Flash in the Pan

A Quarterly Posting at Tiny Lights

Putting Digits In Places They Shouldn't Be

by Teresa Oefinger

Had a student today who got his finger stuck inside a test tube. It was really quite stuck. I knew something was up when I saw about 12 different 12-year-old shoulders around the room shaking as they heroically tried to conceal their laughter. This young man's finger continued to get whiter and whiter right before my eyes.

Remaining calm, I tried to dislodge the tube. Nothing. I suggested he carefully rotate it. It wouldn't budge. He tried soap and cold water. Still stuck. Meanwhile chaos began breaking out in my class, as my lesson became completely derailed. Finally, I sent this wily young man to the office. Our secretaries are miracle workers raising six kids between the two of them. With them in charge, I was completely confident all would be OK.

Forgetting about the lesson du jour, I masterfully got the students back in some degree of order by sharing my own story of getting my knee stuck between the rails of a balcony. Same kind of curiosity; I remembered wondering at the time how far I could thrust my knee between the rails. Inch by inch, I kept pushing and before I knew it, my knee was stuck and swelling right before my eyes and in front of lots of amused strangers at a popular Las Vegas hotel!

Many of the students listening to my story of humiliation shot up their hands, eager to tell their own stories of heads, arms, toes and fingers stuck in places they shouldn't be. The laughter was refreshing while we waited for finger tube boy to return. We returned to the science lesson on "total internal reflection," careful now to use the equipment properly.

Shortly after returning to the lesson, the young man reemerged, grinning ear to ear, test tube intact and finger returning to a lovely shade of pink.

I just couldn't get mad at this kid.

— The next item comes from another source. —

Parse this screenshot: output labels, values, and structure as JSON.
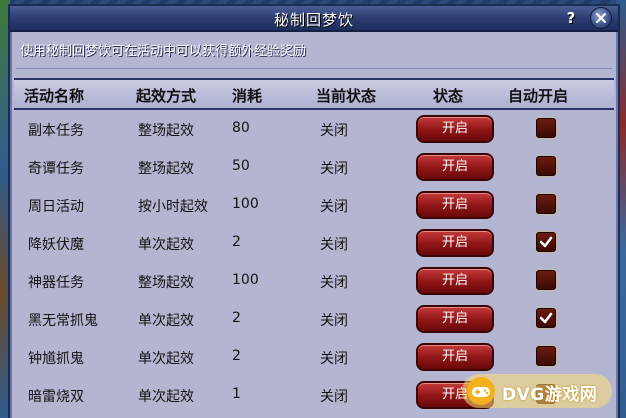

He's only twelve after all. I too got my knee unstuck, but not without a tremendous amount of embarrassment and some degree of strategy. The excuse for me however, was not youth but sheer stupidity. I was, after all, 51 years old when this happened.

Teresa Oefinger is a mother, science teacher, life coach, and writer of articles on Parenting Teens for The Ark in Tiburon, Ca. She lives in Petaluma, CA, with her husband of 27 years.

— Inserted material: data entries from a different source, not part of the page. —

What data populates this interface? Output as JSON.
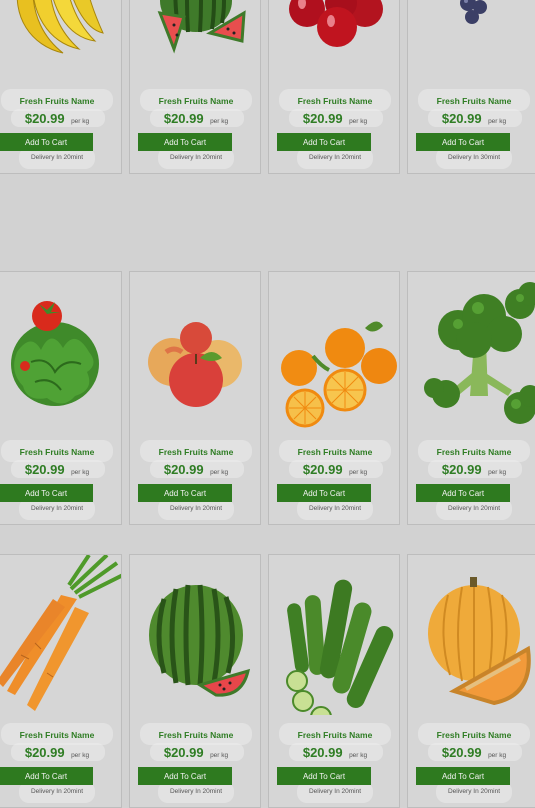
{
  "colors": {
    "page_bg": "#d2d2d2",
    "accent_green": "#2e7a1f",
    "price_green": "#2f7d24"
  },
  "products": [
    {
      "image": "banana-icon",
      "name": "Fresh Fruits Name",
      "price": "$20.99",
      "unit": "per kg",
      "button": "Add To Cart",
      "delivery": "Delivery In 20mint"
    },
    {
      "image": "watermelon-slices-icon",
      "name": "Fresh Fruits Name",
      "price": "$20.99",
      "unit": "per kg",
      "button": "Add To Cart",
      "delivery": "Delivery In 20mint"
    },
    {
      "image": "cherries-icon",
      "name": "Fresh Fruits Name",
      "price": "$20.99",
      "unit": "per kg",
      "button": "Add To Cart",
      "delivery": "Delivery In 20mint"
    },
    {
      "image": "grapes-icon",
      "name": "Fresh Fruits Name",
      "price": "$20.99",
      "unit": "per kg",
      "button": "Add To Cart",
      "delivery": "Delivery In 30mint"
    },
    {
      "image": "lettuce-tomato-icon",
      "name": "Fresh Fruits Name",
      "price": "$20.99",
      "unit": "per kg",
      "button": "Add To Cart",
      "delivery": "Delivery In 20mint"
    },
    {
      "image": "apples-icon",
      "name": "Fresh Fruits Name",
      "price": "$20.99",
      "unit": "per kg",
      "button": "Add To Cart",
      "delivery": "Delivery In 20mint"
    },
    {
      "image": "oranges-icon",
      "name": "Fresh Fruits Name",
      "price": "$20.99",
      "unit": "per kg",
      "button": "Add To Cart",
      "delivery": "Delivery In 20mint"
    },
    {
      "image": "broccoli-icon",
      "name": "Fresh Fruits Name",
      "price": "$20.99",
      "unit": "per kg",
      "button": "Add To Cart",
      "delivery": "Delivery In 20mint"
    },
    {
      "image": "carrots-icon",
      "name": "Fresh Fruits Name",
      "price": "$20.99",
      "unit": "per kg",
      "button": "Add To Cart",
      "delivery": "Delivery In 20mint"
    },
    {
      "image": "watermelon-whole-icon",
      "name": "Fresh Fruits Name",
      "price": "$20.99",
      "unit": "per kg",
      "button": "Add To Cart",
      "delivery": "Delivery In 20mint"
    },
    {
      "image": "cucumbers-icon",
      "name": "Fresh Fruits Name",
      "price": "$20.99",
      "unit": "per kg",
      "button": "Add To Cart",
      "delivery": "Delivery In 20mint"
    },
    {
      "image": "melon-icon",
      "name": "Fresh Fruits Name",
      "price": "$20.99",
      "unit": "per kg",
      "button": "Add To Cart",
      "delivery": "Delivery In 20mint"
    }
  ]
}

Twenty-seventh Flash

Rainbow by Karn Belgard
Expanding Boundaries by Arlene L. Mandell
Eight by Laurel Aiona
Believe by Carol Hoorn
Wash Day by Kim Tennant
Third Time’s A Charm? by Judy Drechsler
The Beginning Of The End by Linda Melick
Evening by Jane Person

Back to Flashes